Scotland's Best B&Bs
South Loch Ness - The Best Kept Secret of Loch Ness
John Hedger (who runs 4 Star GOLD Pottery House B&B and is also a committee member of the South Loch Ness Tourist Group) shares his secrets of the hidden side of the loch.
Many people visit the area every year but most don't realise there is a secret side to Loch Ness away from the busy trunk road and the tourist traps. There are rivers, waterfalls, mountains, woodlands, walking trails and wildlife, plus most of the best viewpoints of the Loch.
Driving south from Inverness the first village, Dores, is the gateway to South Loch Ness. Its pebble beach offers some of the best, most iconic views of Loch Ness and here you'll also meet Steve Feltham, AKA Nessie Hunter. Steve has been living on Dores beach in his caravan since 1991 watching for the elusive monster. Has he seen it? Well, you'll just have to stop by and ask him!
Drive along the side of Loch Ness from Dores and you'll reach Inverfarigaig which is a great starting point for many trails and paths up into the hills and along Loch Ness to the next village, Foyers. If you just fancy a short walk, just make your way to the small bench on the hillside, sit and enjoy the majestic views across Loch Ness.
A couple of miles further on, the village of Foyers is where you can visit the famous Falls Of Foyers, written about in a poem by the famous Scottish poet Robert Burns.
A well maintained (but steep) path leads to the 2 viewing points to see the spectacular 140ft falls. Pretty most of the year, but after heavy rains the thundering waters can be heard from the road and you'll need a waterproof as clouds of spray blow up from the bottom of the Falls.
After Foyers the road leaves Loch Ness and heads towards the Monadhliath mountains along General Wade's Military road. Wade's Bridge at Whitebridge was built in 1732 to carry that road and although no longer used can be seen from the new road bridge over the River Fechlin.
After Whitebridge the road climbs to its highest road point around Loch Ness at Suidhe Viewpoint. From here on a clear day you can see all the way to Inverness in the north and Ben Nevis to the south. Part of the South Loch Ness Trail runs here and you can follow it to the top of the hill, just 20 minutes or so walk from the car parking area.
After Suidhe Viewpoint the road starts its long decent into Fort Augustus at the south end of Loch Ness but before that it circles the beautiful Loch Tarff.
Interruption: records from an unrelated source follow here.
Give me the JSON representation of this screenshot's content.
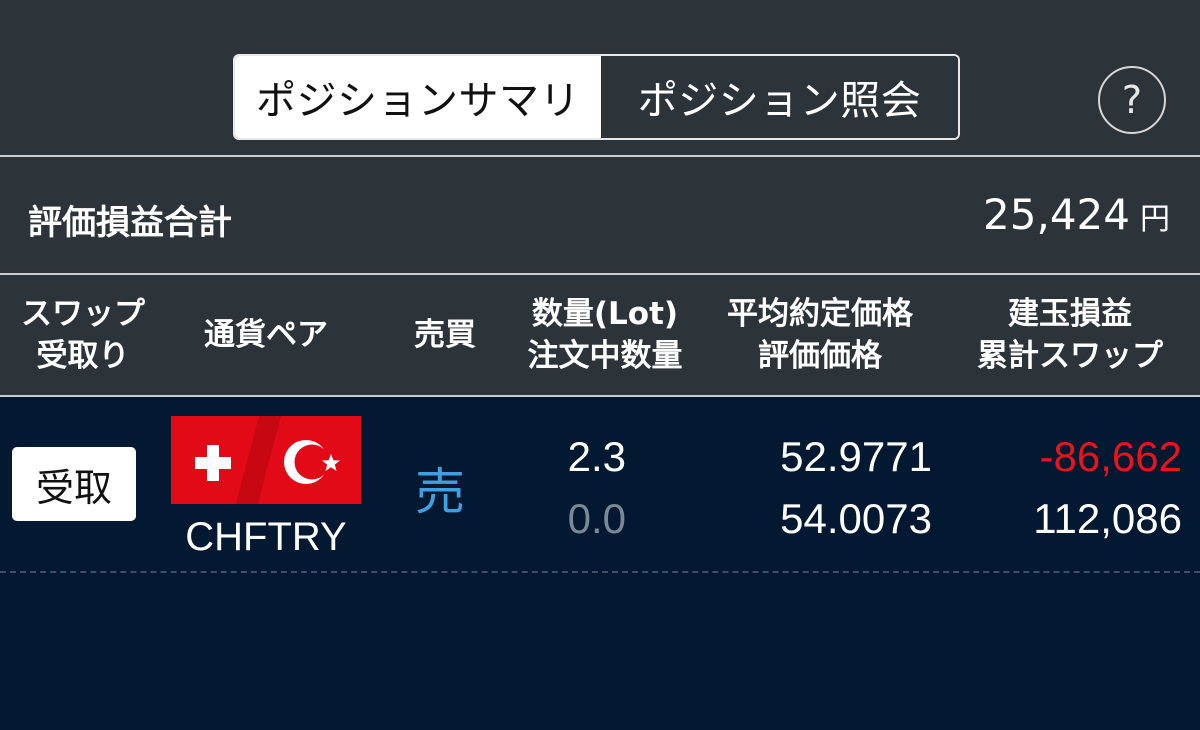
{
  "tabs": {
    "summary_label": "ポジションサマリ",
    "inquiry_label": "ポジション照会",
    "active": "summary"
  },
  "help": {
    "label": "?"
  },
  "summary": {
    "label": "評価損益合計",
    "value": "25,424",
    "unit": "円"
  },
  "table": {
    "headers": {
      "swap_receive": [
        "スワップ",
        "受取り"
      ],
      "pair": [
        "通貨ペア"
      ],
      "side": [
        "売買"
      ],
      "quantity": [
        "数量(Lot)",
        "注文中数量"
      ],
      "price": [
        "平均約定価格",
        "評価価格"
      ],
      "pnl": [
        "建玉損益",
        "累計スワップ"
      ]
    },
    "rows": [
      {
        "receive_button": "受取",
        "pair": "CHFTRY",
        "side": "売",
        "quantity": "2.3",
        "order_quantity": "0.0",
        "avg_price": "52.9771",
        "eval_price": "54.0073",
        "pnl": "-86,662",
        "swap": "112,086"
      }
    ]
  },
  "colors": {
    "background_top": "#2c3339",
    "background_body": "#031931",
    "negative": "#e8141c",
    "sell": "#3f9fe0",
    "muted": "#7b8895",
    "flag_red": "#e30a17"
  }
}
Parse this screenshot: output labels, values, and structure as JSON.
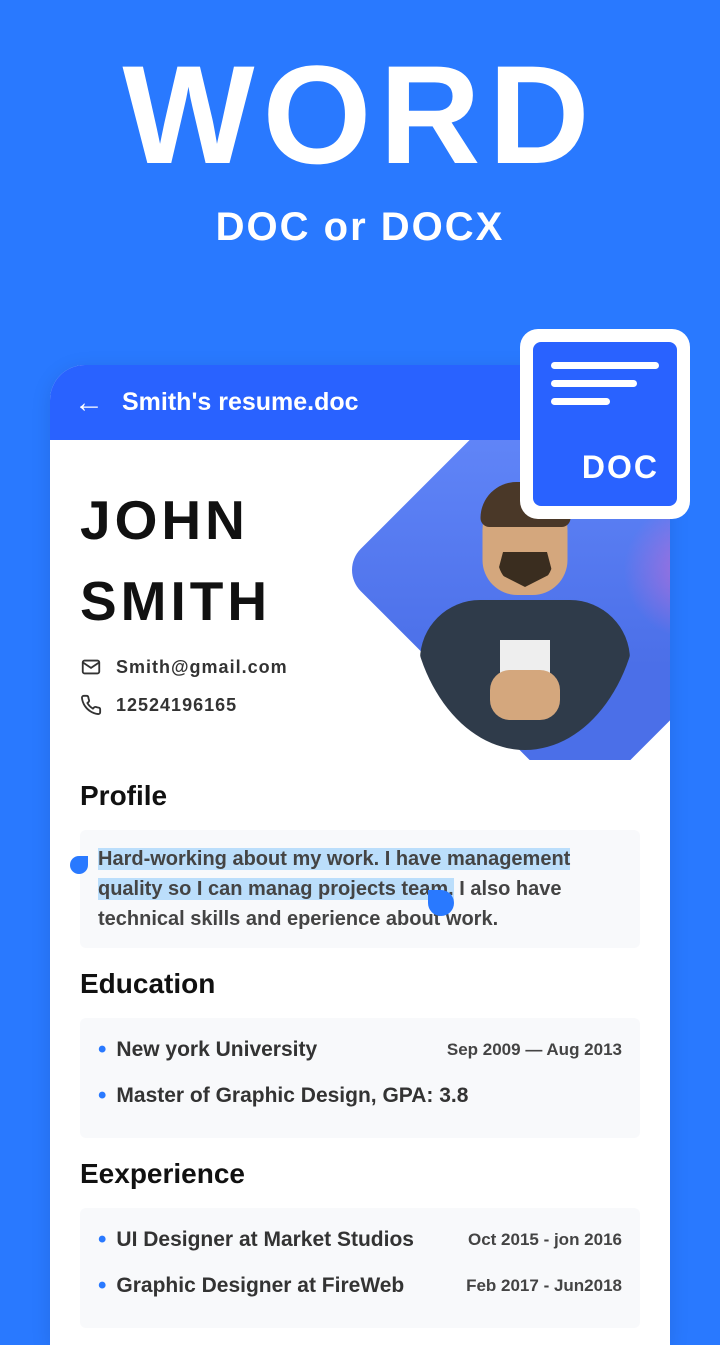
{
  "hero": {
    "title": "WORD",
    "subtitle": "DOC or DOCX"
  },
  "badge": {
    "label": "DOC"
  },
  "header": {
    "filename": "Smith's resume.doc"
  },
  "resume": {
    "first_name": "JOHN",
    "last_name": "SMITH",
    "email": "Smith@gmail.com",
    "phone": "12524196165",
    "profile_title": "Profile",
    "profile_highlighted": "Hard-working about my work. I have management quality so I can manag projects team.",
    "profile_rest": " I also have technical skills and eperience about work.",
    "education_title": "Education",
    "education": [
      {
        "text": "New york University",
        "date": "Sep 2009 — Aug 2013"
      },
      {
        "text": "Master of Graphic Design,    GPA:   3.8",
        "date": ""
      }
    ],
    "experience_title": "Eexperience",
    "experience": [
      {
        "text": "UI Designer at Market Studios",
        "date": "Oct 2015 - jon 2016"
      },
      {
        "text": "Graphic Designer at FireWeb",
        "date": "Feb 2017 - Jun2018"
      }
    ]
  }
}
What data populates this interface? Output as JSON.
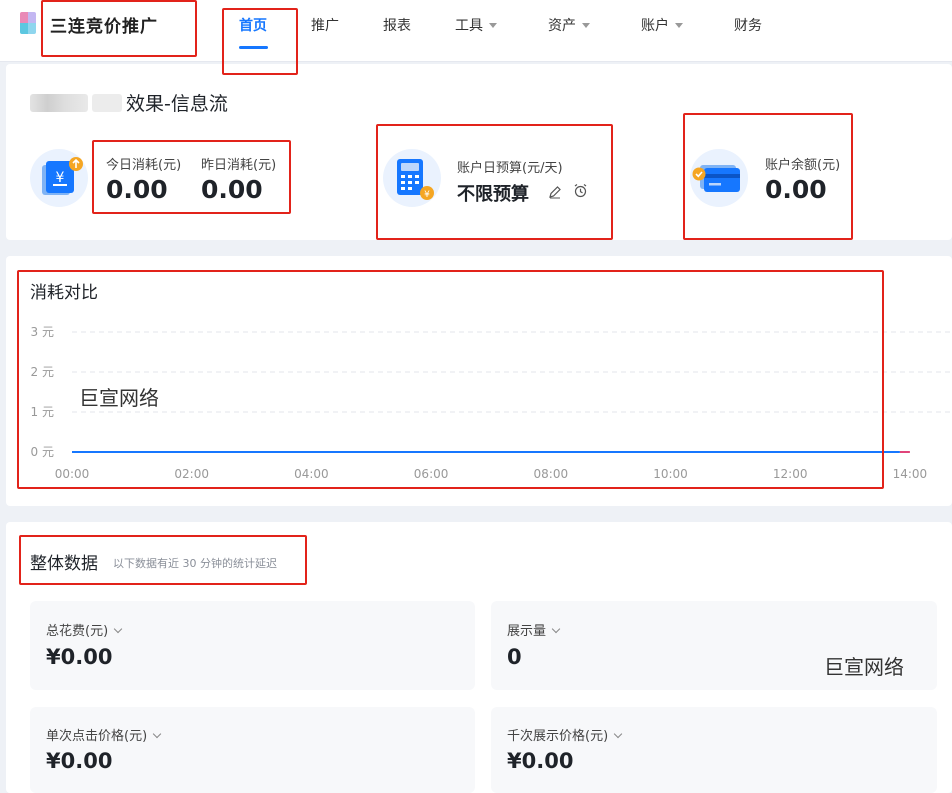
{
  "app": {
    "title": "三连竞价推广"
  },
  "nav": {
    "items": [
      {
        "label": "首页",
        "active": true,
        "dropdown": false
      },
      {
        "label": "推广",
        "active": false,
        "dropdown": false
      },
      {
        "label": "报表",
        "active": false,
        "dropdown": false
      },
      {
        "label": "工具",
        "active": false,
        "dropdown": true
      },
      {
        "label": "资产",
        "active": false,
        "dropdown": true
      },
      {
        "label": "账户",
        "active": false,
        "dropdown": true
      },
      {
        "label": "财务",
        "active": false,
        "dropdown": false
      }
    ]
  },
  "account": {
    "name_suffix": "效果-信息流",
    "today_cost_label": "今日消耗(元)",
    "today_cost_value": "0.00",
    "yesterday_cost_label": "昨日消耗(元)",
    "yesterday_cost_value": "0.00",
    "daily_budget_label": "账户日预算(元/天)",
    "daily_budget_value": "不限预算",
    "balance_label": "账户余额(元)",
    "balance_value": "0.00"
  },
  "chart_section": {
    "title": "消耗对比"
  },
  "chart_data": {
    "type": "line",
    "title": "消耗对比",
    "xlabel": "",
    "ylabel": "",
    "x_ticks": [
      "00:00",
      "02:00",
      "04:00",
      "06:00",
      "08:00",
      "10:00",
      "12:00",
      "14:00"
    ],
    "y_ticks": [
      "0 元",
      "1 元",
      "2 元",
      "3 元"
    ],
    "ylim": [
      0,
      3
    ],
    "xlim": [
      "00:00",
      "14:00"
    ],
    "grid": true,
    "series": [
      {
        "color": "#1677ff",
        "x": [
          "00:00",
          "13:50"
        ],
        "values": [
          0,
          0
        ]
      },
      {
        "color": "#e0447a",
        "x": [
          "13:50",
          "14:00"
        ],
        "values": [
          0,
          0
        ]
      }
    ]
  },
  "overall": {
    "title": "整体数据",
    "note": "以下数据有近 30 分钟的统计延迟",
    "metrics": [
      {
        "label": "总花费(元)",
        "value": "¥0.00"
      },
      {
        "label": "展示量",
        "value": "0"
      },
      {
        "label": "单次点击价格(元)",
        "value": "¥0.00"
      },
      {
        "label": "千次展示价格(元)",
        "value": "¥0.00"
      }
    ]
  },
  "watermarks": {
    "text": "巨宣网络"
  },
  "colors": {
    "accent": "#1677ff",
    "highlight_box": "#e2231a",
    "coin": "#f5a623"
  }
}
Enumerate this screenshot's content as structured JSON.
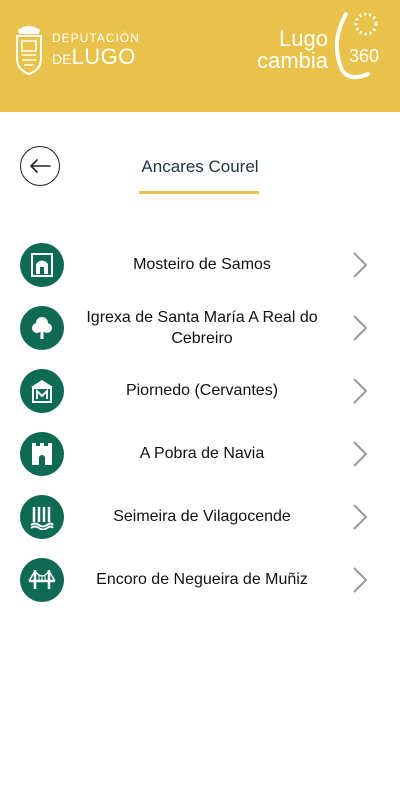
{
  "header": {
    "dep_line1": "DEPUTACIÓN",
    "dep_line2_prefix": "DE",
    "dep_line2_main": "LUGO",
    "lugo_line1": "Lugo",
    "lugo_line2": "cambia",
    "lugo_badge": "360",
    "background_color": "#e8c24a"
  },
  "title": "Ancares Courel",
  "back_icon": "arrow-left-icon",
  "items": [
    {
      "label": "Mosteiro de Samos",
      "icon": "church-icon"
    },
    {
      "label": "Igrexa de Santa María A Real do Cebreiro",
      "icon": "tree-icon"
    },
    {
      "label": "Piornedo (Cervantes)",
      "icon": "museum-icon"
    },
    {
      "label": "A Pobra de Navia",
      "icon": "castle-icon"
    },
    {
      "label": "Seimeira de Vilagocende",
      "icon": "waterfall-icon"
    },
    {
      "label": "Encoro de Negueira de Muñiz",
      "icon": "bridge-icon"
    }
  ],
  "colors": {
    "accent": "#e8c24a",
    "icon_bg": "#0f6a53",
    "title_text": "#1f3440"
  }
}
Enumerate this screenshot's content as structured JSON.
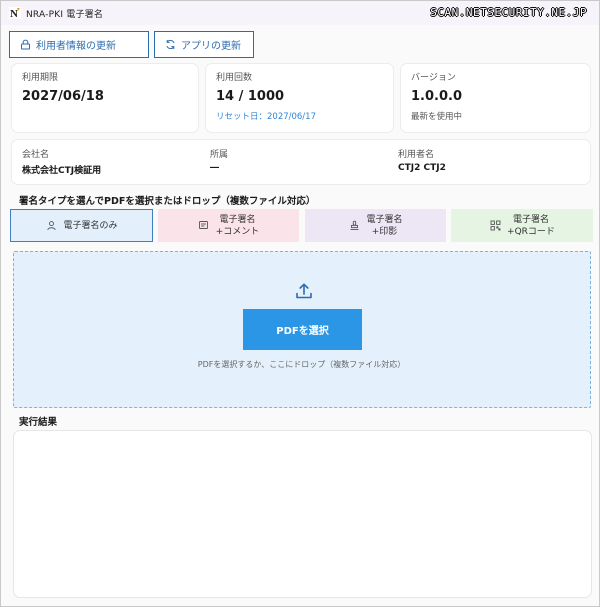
{
  "window": {
    "title": "NRA-PKI 電子署名",
    "logo_text": "N",
    "watermark": "SCAN.NETSECURITY.NE.JP"
  },
  "toolbar": {
    "update_user_info": "利用者情報の更新",
    "update_app": "アプリの更新"
  },
  "stats": {
    "expiry": {
      "label": "利用期限",
      "value": "2027/06/18"
    },
    "usage": {
      "label": "利用回数",
      "value": "14 / 1000",
      "reset_label": "リセット日：2027/06/17"
    },
    "version": {
      "label": "バージョン",
      "value": "1.0.0.0",
      "status": "最新を使用中"
    }
  },
  "info": {
    "company": {
      "label": "会社名",
      "value": "株式会社CTJ検証用"
    },
    "department": {
      "label": "所属",
      "value": "―"
    },
    "user": {
      "label": "利用者名",
      "value": "CTJ2 CTJ2"
    }
  },
  "signature_section": {
    "heading": "署名タイプを選んでPDFを選択またはドロップ（複数ファイル対応）",
    "types": [
      {
        "label": "電子署名のみ",
        "icon": "user-icon",
        "selected": true,
        "bg": "#e3f0fb"
      },
      {
        "label": "電子署名",
        "sublabel": "+コメント",
        "icon": "comment-icon",
        "selected": false,
        "bg": "#fbe3ea"
      },
      {
        "label": "電子署名",
        "sublabel": "+印影",
        "icon": "stamp-icon",
        "selected": false,
        "bg": "#ede6f5"
      },
      {
        "label": "電子署名",
        "sublabel": "+QRコード",
        "icon": "qr-icon",
        "selected": false,
        "bg": "#e5f4e3"
      }
    ]
  },
  "dropzone": {
    "button_label": "PDFを選択",
    "hint": "PDFを選択するか、ここにドロップ（複数ファイル対応）",
    "icon": "upload-icon"
  },
  "results": {
    "heading": "実行結果"
  },
  "colors": {
    "accent": "#2b96e6",
    "link": "#2f86d9",
    "border_blue": "#2b6cb0"
  }
}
In winter the waters are frequently frozen as far as the eye can see, in late summer the surrounding hills are purple with heather and in the Autumn when the leaves are golden the bellowing deer can be heard rutting in the hills. A hidden gem!
And finally the road reaches Loch Ness again and the town of Fort Augustus where the Caledonian Canal joins the Loch. The canal locks run right through the village centre lined with shops and cafes. You can sit and watch the yachts and other boats going up and down the locks, or take a boat trip on Loch Ness itself.
The South Loch Ness Trail covers the 36 miles / 58 km between Fort Augustus and Torbreck (near Inverness) via Whitebridge, Foyers, Inverfarigaig and Dores. It can be easily walked in 2 days. From summer 2019, the new Loch Ness 360 will be fully open and this allows for a complete circular route around the loch (81 miles/130 km in total) starting from Inverness and including the South Loch Ness Trail.
Keep your eyes peeled for deer, goats, red squirrels and pine marten, not to mention Nessie of course. There's also a wide variety of birds in the area thanks to the habitat of lochs, woodlands and moorland.
Photos and text by John Hedger - Pottery House B&B, Dores, Loch Ness.
To stay in this area, you can use the map below or visit the Highlands page on our website listing Scotland's Best B&Bs around Loch Ness and Inverness.